_Instructions to follow_. Write the entries out again. Every character must match.

BEGIN Data records

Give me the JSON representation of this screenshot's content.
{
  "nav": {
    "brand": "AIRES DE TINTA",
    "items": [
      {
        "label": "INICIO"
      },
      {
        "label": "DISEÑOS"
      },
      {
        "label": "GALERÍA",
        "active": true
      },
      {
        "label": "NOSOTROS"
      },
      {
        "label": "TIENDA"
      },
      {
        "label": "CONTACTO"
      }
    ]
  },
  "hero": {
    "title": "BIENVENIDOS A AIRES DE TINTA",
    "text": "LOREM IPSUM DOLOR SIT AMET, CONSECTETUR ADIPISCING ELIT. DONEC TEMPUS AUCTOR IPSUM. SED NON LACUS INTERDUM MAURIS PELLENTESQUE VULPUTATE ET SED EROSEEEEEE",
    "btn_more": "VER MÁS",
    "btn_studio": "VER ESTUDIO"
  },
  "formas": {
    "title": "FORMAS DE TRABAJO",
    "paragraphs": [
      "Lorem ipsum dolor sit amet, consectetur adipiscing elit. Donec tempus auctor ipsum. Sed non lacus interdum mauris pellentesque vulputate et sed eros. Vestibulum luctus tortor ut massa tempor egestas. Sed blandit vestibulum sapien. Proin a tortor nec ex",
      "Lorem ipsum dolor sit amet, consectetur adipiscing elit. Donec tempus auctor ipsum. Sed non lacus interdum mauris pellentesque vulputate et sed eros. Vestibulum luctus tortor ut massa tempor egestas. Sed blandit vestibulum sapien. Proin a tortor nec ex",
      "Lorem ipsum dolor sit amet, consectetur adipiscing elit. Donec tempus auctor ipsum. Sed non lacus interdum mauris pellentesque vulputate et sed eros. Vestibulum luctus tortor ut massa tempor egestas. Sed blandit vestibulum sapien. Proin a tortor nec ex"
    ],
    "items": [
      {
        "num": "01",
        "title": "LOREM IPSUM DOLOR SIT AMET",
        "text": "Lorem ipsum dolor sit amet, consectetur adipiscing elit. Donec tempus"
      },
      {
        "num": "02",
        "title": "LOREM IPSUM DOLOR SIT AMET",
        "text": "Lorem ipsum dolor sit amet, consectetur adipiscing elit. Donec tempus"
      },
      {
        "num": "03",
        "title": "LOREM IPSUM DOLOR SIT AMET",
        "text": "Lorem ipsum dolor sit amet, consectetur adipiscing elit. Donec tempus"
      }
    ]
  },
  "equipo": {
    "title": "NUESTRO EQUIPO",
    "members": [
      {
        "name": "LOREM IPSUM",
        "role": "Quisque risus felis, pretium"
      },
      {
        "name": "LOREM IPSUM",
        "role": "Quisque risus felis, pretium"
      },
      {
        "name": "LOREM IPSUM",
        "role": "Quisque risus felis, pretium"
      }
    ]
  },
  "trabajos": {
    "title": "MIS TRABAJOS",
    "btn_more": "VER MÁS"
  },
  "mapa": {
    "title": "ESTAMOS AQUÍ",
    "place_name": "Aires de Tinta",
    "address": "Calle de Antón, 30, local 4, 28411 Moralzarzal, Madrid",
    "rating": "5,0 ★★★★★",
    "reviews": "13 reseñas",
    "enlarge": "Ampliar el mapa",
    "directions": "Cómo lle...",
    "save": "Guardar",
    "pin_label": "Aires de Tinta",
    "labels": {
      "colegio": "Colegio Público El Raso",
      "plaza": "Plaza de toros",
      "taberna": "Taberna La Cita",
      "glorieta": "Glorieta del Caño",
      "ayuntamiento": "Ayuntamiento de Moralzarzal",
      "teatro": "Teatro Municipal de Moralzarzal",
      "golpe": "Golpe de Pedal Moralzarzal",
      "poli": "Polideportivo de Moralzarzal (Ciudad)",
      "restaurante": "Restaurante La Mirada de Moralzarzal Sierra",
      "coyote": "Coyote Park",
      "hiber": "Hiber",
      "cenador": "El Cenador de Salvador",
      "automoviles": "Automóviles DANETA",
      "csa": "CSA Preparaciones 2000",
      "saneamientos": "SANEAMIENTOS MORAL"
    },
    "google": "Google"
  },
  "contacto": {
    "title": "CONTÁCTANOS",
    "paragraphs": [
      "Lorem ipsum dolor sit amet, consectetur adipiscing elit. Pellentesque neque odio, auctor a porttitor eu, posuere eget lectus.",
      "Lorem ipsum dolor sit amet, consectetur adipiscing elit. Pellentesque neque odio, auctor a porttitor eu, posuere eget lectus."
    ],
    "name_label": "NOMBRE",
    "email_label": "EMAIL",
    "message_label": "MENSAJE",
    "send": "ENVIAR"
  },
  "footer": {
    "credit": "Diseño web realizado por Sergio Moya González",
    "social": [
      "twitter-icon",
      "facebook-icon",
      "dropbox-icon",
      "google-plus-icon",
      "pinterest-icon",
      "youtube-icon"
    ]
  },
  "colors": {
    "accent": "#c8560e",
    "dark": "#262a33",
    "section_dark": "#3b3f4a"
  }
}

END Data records

_The answer_.
Give me the JSON representation of this screenshot's content.
{
  "nav": {
    "brand": "AIRES DE TINTA",
    "items": [
      {
        "label": "INICIO"
      },
      {
        "label": "DISEÑOS"
      },
      {
        "label": "GALERÍA",
        "active": true
      },
      {
        "label": "NOSOTROS"
      },
      {
        "label": "TIENDA"
      },
      {
        "label": "CONTACTO"
      }
    ]
  },
  "hero": {
    "title": "BIENVENIDOS A AIRES DE TINTA",
    "text": "LOREM IPSUM DOLOR SIT AMET, CONSECTETUR ADIPISCING ELIT. DONEC TEMPUS AUCTOR IPSUM. SED NON LACUS INTERDUM MAURIS PELLENTESQUE VULPUTATE ET SED EROSEEEEEE",
    "btn_more": "VER MÁS",
    "btn_studio": "VER ESTUDIO"
  },
  "formas": {
    "title": "FORMAS DE TRABAJO",
    "paragraphs": [
      "Lorem ipsum dolor sit amet, consectetur adipiscing elit. Donec tempus auctor ipsum. Sed non lacus interdum mauris pellentesque vulputate et sed eros. Vestibulum luctus tortor ut massa tempor egestas. Sed blandit vestibulum sapien. Proin a tortor nec ex",
      "Lorem ipsum dolor sit amet, consectetur adipiscing elit. Donec tempus auctor ipsum. Sed non lacus interdum mauris pellentesque vulputate et sed eros. Vestibulum luctus tortor ut massa tempor egestas. Sed blandit vestibulum sapien. Proin a tortor nec ex",
      "Lorem ipsum dolor sit amet, consectetur adipiscing elit. Donec tempus auctor ipsum. Sed non lacus interdum mauris pellentesque vulputate et sed eros. Vestibulum luctus tortor ut massa tempor egestas. Sed blandit vestibulum sapien. Proin a tortor nec ex"
    ],
    "items": [
      {
        "num": "01",
        "title": "LOREM IPSUM DOLOR SIT AMET",
        "text": "Lorem ipsum dolor sit amet, consectetur adipiscing elit. Donec tempus"
      },
      {
        "num": "02",
        "title": "LOREM IPSUM DOLOR SIT AMET",
        "text": "Lorem ipsum dolor sit amet, consectetur adipiscing elit. Donec tempus"
      },
      {
        "num": "03",
        "title": "LOREM IPSUM DOLOR SIT AMET",
        "text": "Lorem ipsum dolor sit amet, consectetur adipiscing elit. Donec tempus"
      }
    ]
  },
  "equipo": {
    "title": "NUESTRO EQUIPO",
    "members": [
      {
        "name": "LOREM IPSUM",
        "role": "Quisque risus felis, pretium"
      },
      {
        "name": "LOREM IPSUM",
        "role": "Quisque risus felis, pretium"
      },
      {
        "name": "LOREM IPSUM",
        "role": "Quisque risus felis, pretium"
      }
    ]
  },
  "trabajos": {
    "title": "MIS TRABAJOS",
    "btn_more": "VER MÁS"
  },
  "mapa": {
    "title": "ESTAMOS AQUÍ",
    "place_name": "Aires de Tinta",
    "address": "Calle de Antón, 30, local 4, 28411 Moralzarzal, Madrid",
    "rating": "5,0 ★★★★★",
    "reviews": "13 reseñas",
    "enlarge": "Ampliar el mapa",
    "directions": "Cómo lle...",
    "save": "Guardar",
    "pin_label": "Aires de Tinta",
    "labels": {
      "colegio": "Colegio Público El Raso",
      "plaza": "Plaza de toros",
      "taberna": "Taberna La Cita",
      "glorieta": "Glorieta del Caño",
      "ayuntamiento": "Ayuntamiento de Moralzarzal",
      "teatro": "Teatro Municipal de Moralzarzal",
      "golpe": "Golpe de Pedal Moralzarzal",
      "poli": "Polideportivo de Moralzarzal (Ciudad)",
      "restaurante": "Restaurante La Mirada de Moralzarzal Sierra",
      "coyote": "Coyote Park",
      "hiber": "Hiber",
      "cenador": "El Cenador de Salvador",
      "automoviles": "Automóviles DANETA",
      "csa": "CSA Preparaciones 2000",
      "saneamientos": "SANEAMIENTOS MORAL"
    },
    "google": "Google"
  },
  "contacto": {
    "title": "CONTÁCTANOS",
    "paragraphs": [
      "Lorem ipsum dolor sit amet, consectetur adipiscing elit. Pellentesque neque odio, auctor a porttitor eu, posuere eget lectus.",
      "Lorem ipsum dolor sit amet, consectetur adipiscing elit. Pellentesque neque odio, auctor a porttitor eu, posuere eget lectus."
    ],
    "name_label": "NOMBRE",
    "email_label": "EMAIL",
    "message_label": "MENSAJE",
    "send": "ENVIAR"
  },
  "footer": {
    "credit": "Diseño web realizado por Sergio Moya González",
    "social": [
      "twitter-icon",
      "facebook-icon",
      "dropbox-icon",
      "google-plus-icon",
      "pinterest-icon",
      "youtube-icon"
    ]
  },
  "colors": {
    "accent": "#c8560e",
    "dark": "#262a33",
    "section_dark": "#3b3f4a"
  }
}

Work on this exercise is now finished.